Citation: Boswell RW, Takahashi K, Charles C and Kaganovich ID (2015) Non-local electron energy probability function in a plasma expanding along a magnetic nozzle. Front. Phys. 3:14. doi: 10.3389/fphy.2015.00014

Received: 29 September 2014; Accepted: 06 December 2014;
Published online: 09 March 2015.

Edited by:

Earl E. Scime, West Virginia University, USA

Reviewed by:

J. P. Sheehan, University of Michigan, USA
Earl E. Scime, West Virginia University, USA
M. Umair Siddiqui, West Virginia University, USA

Copyright © 2015 Boswell, Takahashi, Charles and Kaganovich. This is an open-access article distributed under the terms of the Creative Commons Attribution License (CC BY). The use, distribution or reproduction in other forums is permitted, provided the original author(s) or licensor are credited and that the original publication in this journal is cited, in accordance with accepted academic practice. No use, distribution or reproduction is permitted which does not comply with these terms.

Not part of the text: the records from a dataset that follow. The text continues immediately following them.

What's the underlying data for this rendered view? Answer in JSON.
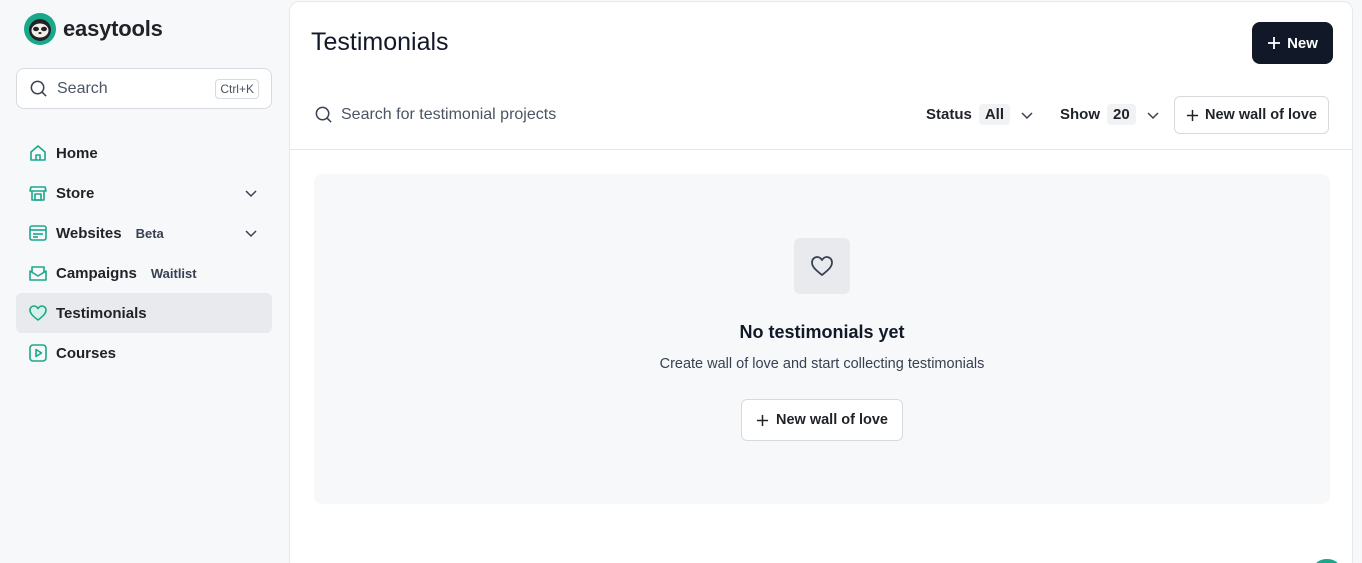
{
  "brand": {
    "name": "easytools"
  },
  "search": {
    "placeholder": "Search",
    "shortcut": "Ctrl+K"
  },
  "sidebar": {
    "items": [
      {
        "label": "Home",
        "icon": "home-icon"
      },
      {
        "label": "Store",
        "icon": "store-icon",
        "expandable": true
      },
      {
        "label": "Websites",
        "badge": "Beta",
        "icon": "website-icon",
        "expandable": true
      },
      {
        "label": "Campaigns",
        "badge": "Waitlist",
        "icon": "mail-icon"
      },
      {
        "label": "Testimonials",
        "icon": "heart-icon",
        "active": true
      },
      {
        "label": "Courses",
        "icon": "play-icon"
      }
    ]
  },
  "main": {
    "title": "Testimonials",
    "new_button": "New",
    "search_placeholder": "Search for testimonial projects",
    "status_label": "Status",
    "status_value": "All",
    "show_label": "Show",
    "show_value": "20",
    "new_wall_button": "New wall of love"
  },
  "empty_state": {
    "title": "No testimonials yet",
    "description": "Create wall of love and start collecting testimonials",
    "button": "New wall of love"
  },
  "colors": {
    "accent": "#1aa88b",
    "dark": "#111827",
    "sidebar_bg": "#f7f8fa"
  }
}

*Correspondence: Rod W. Boswell, Space Plasma, Power and Propulsion Laboratory, Research School of Physics and Engineering, The Australian National University, Bldg., 60, Mills Road, ACT 2601 Canberra, ACT, Australia e-mail: